*WHAT TO WORK ON:* All records that follow are to be output exactly.

(Records from a data source)
┌──

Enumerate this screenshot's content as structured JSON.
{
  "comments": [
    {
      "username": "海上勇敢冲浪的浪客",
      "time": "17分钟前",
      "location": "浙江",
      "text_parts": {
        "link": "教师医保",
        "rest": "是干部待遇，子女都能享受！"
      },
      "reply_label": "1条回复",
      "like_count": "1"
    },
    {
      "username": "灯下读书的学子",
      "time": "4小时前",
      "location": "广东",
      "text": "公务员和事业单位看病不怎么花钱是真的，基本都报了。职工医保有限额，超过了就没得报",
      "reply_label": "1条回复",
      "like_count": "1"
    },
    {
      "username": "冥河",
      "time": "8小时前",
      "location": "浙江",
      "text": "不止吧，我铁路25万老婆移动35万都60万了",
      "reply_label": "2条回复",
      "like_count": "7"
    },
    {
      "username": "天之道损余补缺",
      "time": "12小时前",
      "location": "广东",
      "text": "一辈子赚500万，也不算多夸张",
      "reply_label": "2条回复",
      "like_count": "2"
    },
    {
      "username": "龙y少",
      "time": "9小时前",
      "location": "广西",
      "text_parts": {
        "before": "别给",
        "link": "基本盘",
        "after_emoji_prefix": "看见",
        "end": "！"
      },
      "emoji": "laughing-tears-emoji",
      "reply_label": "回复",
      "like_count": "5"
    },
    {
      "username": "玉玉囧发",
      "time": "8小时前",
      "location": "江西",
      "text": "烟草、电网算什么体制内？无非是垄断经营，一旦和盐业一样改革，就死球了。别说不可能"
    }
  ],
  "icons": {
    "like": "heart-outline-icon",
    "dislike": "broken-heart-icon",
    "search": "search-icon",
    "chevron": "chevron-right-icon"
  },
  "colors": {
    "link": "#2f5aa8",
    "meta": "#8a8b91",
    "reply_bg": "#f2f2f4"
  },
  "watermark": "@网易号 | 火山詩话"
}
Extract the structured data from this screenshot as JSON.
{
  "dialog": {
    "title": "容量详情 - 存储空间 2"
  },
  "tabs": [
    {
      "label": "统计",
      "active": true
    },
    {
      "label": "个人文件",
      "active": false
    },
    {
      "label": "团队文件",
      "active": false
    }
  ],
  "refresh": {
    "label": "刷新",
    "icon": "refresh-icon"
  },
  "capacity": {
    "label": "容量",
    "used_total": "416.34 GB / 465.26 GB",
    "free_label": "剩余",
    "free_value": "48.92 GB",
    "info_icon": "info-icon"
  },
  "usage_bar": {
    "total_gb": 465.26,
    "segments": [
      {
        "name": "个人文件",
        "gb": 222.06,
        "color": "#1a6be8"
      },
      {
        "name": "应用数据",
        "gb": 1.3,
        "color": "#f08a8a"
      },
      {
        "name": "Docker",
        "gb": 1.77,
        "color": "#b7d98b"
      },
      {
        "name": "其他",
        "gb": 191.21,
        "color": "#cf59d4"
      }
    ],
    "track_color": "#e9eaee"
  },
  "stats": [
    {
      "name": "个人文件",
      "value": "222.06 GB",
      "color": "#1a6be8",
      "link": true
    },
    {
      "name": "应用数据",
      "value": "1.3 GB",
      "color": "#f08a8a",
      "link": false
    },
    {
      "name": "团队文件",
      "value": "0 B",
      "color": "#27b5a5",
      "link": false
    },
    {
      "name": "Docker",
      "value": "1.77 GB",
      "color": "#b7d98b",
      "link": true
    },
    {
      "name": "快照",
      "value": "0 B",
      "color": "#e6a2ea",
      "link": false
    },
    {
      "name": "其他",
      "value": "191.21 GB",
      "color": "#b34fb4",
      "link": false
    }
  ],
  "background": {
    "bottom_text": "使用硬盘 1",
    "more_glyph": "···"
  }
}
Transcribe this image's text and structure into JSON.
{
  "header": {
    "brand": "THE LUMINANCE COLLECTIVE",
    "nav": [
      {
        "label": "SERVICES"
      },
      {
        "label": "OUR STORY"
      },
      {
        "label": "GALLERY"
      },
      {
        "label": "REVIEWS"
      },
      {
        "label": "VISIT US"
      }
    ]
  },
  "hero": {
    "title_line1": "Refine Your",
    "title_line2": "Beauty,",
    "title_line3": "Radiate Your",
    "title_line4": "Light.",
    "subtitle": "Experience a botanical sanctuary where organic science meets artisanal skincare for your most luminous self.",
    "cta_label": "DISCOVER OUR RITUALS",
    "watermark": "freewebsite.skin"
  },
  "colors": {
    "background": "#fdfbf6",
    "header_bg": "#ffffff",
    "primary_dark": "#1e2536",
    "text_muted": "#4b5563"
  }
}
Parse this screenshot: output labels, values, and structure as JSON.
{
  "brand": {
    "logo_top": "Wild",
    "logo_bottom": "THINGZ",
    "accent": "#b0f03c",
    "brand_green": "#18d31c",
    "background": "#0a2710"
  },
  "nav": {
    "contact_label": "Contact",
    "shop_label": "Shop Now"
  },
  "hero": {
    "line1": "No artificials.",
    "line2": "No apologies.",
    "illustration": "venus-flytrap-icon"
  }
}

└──

*SOLUTION TO THIS PROBLEM:*
Enumerate this screenshot's content as structured JSON.
{
  "comments": [
    {
      "username": "海上勇敢冲浪的浪客",
      "time": "17分钟前",
      "location": "浙江",
      "text_parts": {
        "link": "教师医保",
        "rest": "是干部待遇，子女都能享受！"
      },
      "reply_label": "1条回复",
      "like_count": "1"
    },
    {
      "username": "灯下读书的学子",
      "time": "4小时前",
      "location": "广东",
      "text": "公务员和事业单位看病不怎么花钱是真的，基本都报了。职工医保有限额，超过了就没得报",
      "reply_label": "1条回复",
      "like_count": "1"
    },
    {
      "username": "冥河",
      "time": "8小时前",
      "location": "浙江",
      "text": "不止吧，我铁路25万老婆移动35万都60万了",
      "reply_label": "2条回复",
      "like_count": "7"
    },
    {
      "username": "天之道损余补缺",
      "time": "12小时前",
      "location": "广东",
      "text": "一辈子赚500万，也不算多夸张",
      "reply_label": "2条回复",
      "like_count": "2"
    },
    {
      "username": "龙y少",
      "time": "9小时前",
      "location": "广西",
      "text_parts": {
        "before": "别给",
        "link": "基本盘",
        "after_emoji_prefix": "看见",
        "end": "！"
      },
      "emoji": "laughing-tears-emoji",
      "reply_label": "回复",
      "like_count": "5"
    },
    {
      "username": "玉玉囧发",
      "time": "8小时前",
      "location": "江西",
      "text": "烟草、电网算什么体制内？无非是垄断经营，一旦和盐业一样改革，就死球了。别说不可能"
    }
  ],
  "icons": {
    "like": "heart-outline-icon",
    "dislike": "broken-heart-icon",
    "search": "search-icon",
    "chevron": "chevron-right-icon"
  },
  "colors": {
    "link": "#2f5aa8",
    "meta": "#8a8b91",
    "reply_bg": "#f2f2f4"
  },
  "watermark": "@网易号 | 火山詩话"
}
Extract the structured data from this screenshot as JSON.
{
  "dialog": {
    "title": "容量详情 - 存储空间 2"
  },
  "tabs": [
    {
      "label": "统计",
      "active": true
    },
    {
      "label": "个人文件",
      "active": false
    },
    {
      "label": "团队文件",
      "active": false
    }
  ],
  "refresh": {
    "label": "刷新",
    "icon": "refresh-icon"
  },
  "capacity": {
    "label": "容量",
    "used_total": "416.34 GB / 465.26 GB",
    "free_label": "剩余",
    "free_value": "48.92 GB",
    "info_icon": "info-icon"
  },
  "usage_bar": {
    "total_gb": 465.26,
    "segments": [
      {
        "name": "个人文件",
        "gb": 222.06,
        "color": "#1a6be8"
      },
      {
        "name": "应用数据",
        "gb": 1.3,
        "color": "#f08a8a"
      },
      {
        "name": "Docker",
        "gb": 1.77,
        "color": "#b7d98b"
      },
      {
        "name": "其他",
        "gb": 191.21,
        "color": "#cf59d4"
      }
    ],
    "track_color": "#e9eaee"
  },
  "stats": [
    {
      "name": "个人文件",
      "value": "222.06 GB",
      "color": "#1a6be8",
      "link": true
    },
    {
      "name": "应用数据",
      "value": "1.3 GB",
      "color": "#f08a8a",
      "link": false
    },
    {
      "name": "团队文件",
      "value": "0 B",
      "color": "#27b5a5",
      "link": false
    },
    {
      "name": "Docker",
      "value": "1.77 GB",
      "color": "#b7d98b",
      "link": true
    },
    {
      "name": "快照",
      "value": "0 B",
      "color": "#e6a2ea",
      "link": false
    },
    {
      "name": "其他",
      "value": "191.21 GB",
      "color": "#b34fb4",
      "link": false
    }
  ],
  "background": {
    "bottom_text": "使用硬盘 1",
    "more_glyph": "···"
  }
}
Transcribe this image's text and structure into JSON.
{
  "header": {
    "brand": "THE LUMINANCE COLLECTIVE",
    "nav": [
      {
        "label": "SERVICES"
      },
      {
        "label": "OUR STORY"
      },
      {
        "label": "GALLERY"
      },
      {
        "label": "REVIEWS"
      },
      {
        "label": "VISIT US"
      }
    ]
  },
  "hero": {
    "title_line1": "Refine Your",
    "title_line2": "Beauty,",
    "title_line3": "Radiate Your",
    "title_line4": "Light.",
    "subtitle": "Experience a botanical sanctuary where organic science meets artisanal skincare for your most luminous self.",
    "cta_label": "DISCOVER OUR RITUALS",
    "watermark": "freewebsite.skin"
  },
  "colors": {
    "background": "#fdfbf6",
    "header_bg": "#ffffff",
    "primary_dark": "#1e2536",
    "text_muted": "#4b5563"
  }
}
Parse this screenshot: output labels, values, and structure as JSON.
{
  "brand": {
    "logo_top": "Wild",
    "logo_bottom": "THINGZ",
    "accent": "#b0f03c",
    "brand_green": "#18d31c",
    "background": "#0a2710"
  },
  "nav": {
    "contact_label": "Contact",
    "shop_label": "Shop Now"
  },
  "hero": {
    "line1": "No artificials.",
    "line2": "No apologies.",
    "illustration": "venus-flytrap-icon"
  }
}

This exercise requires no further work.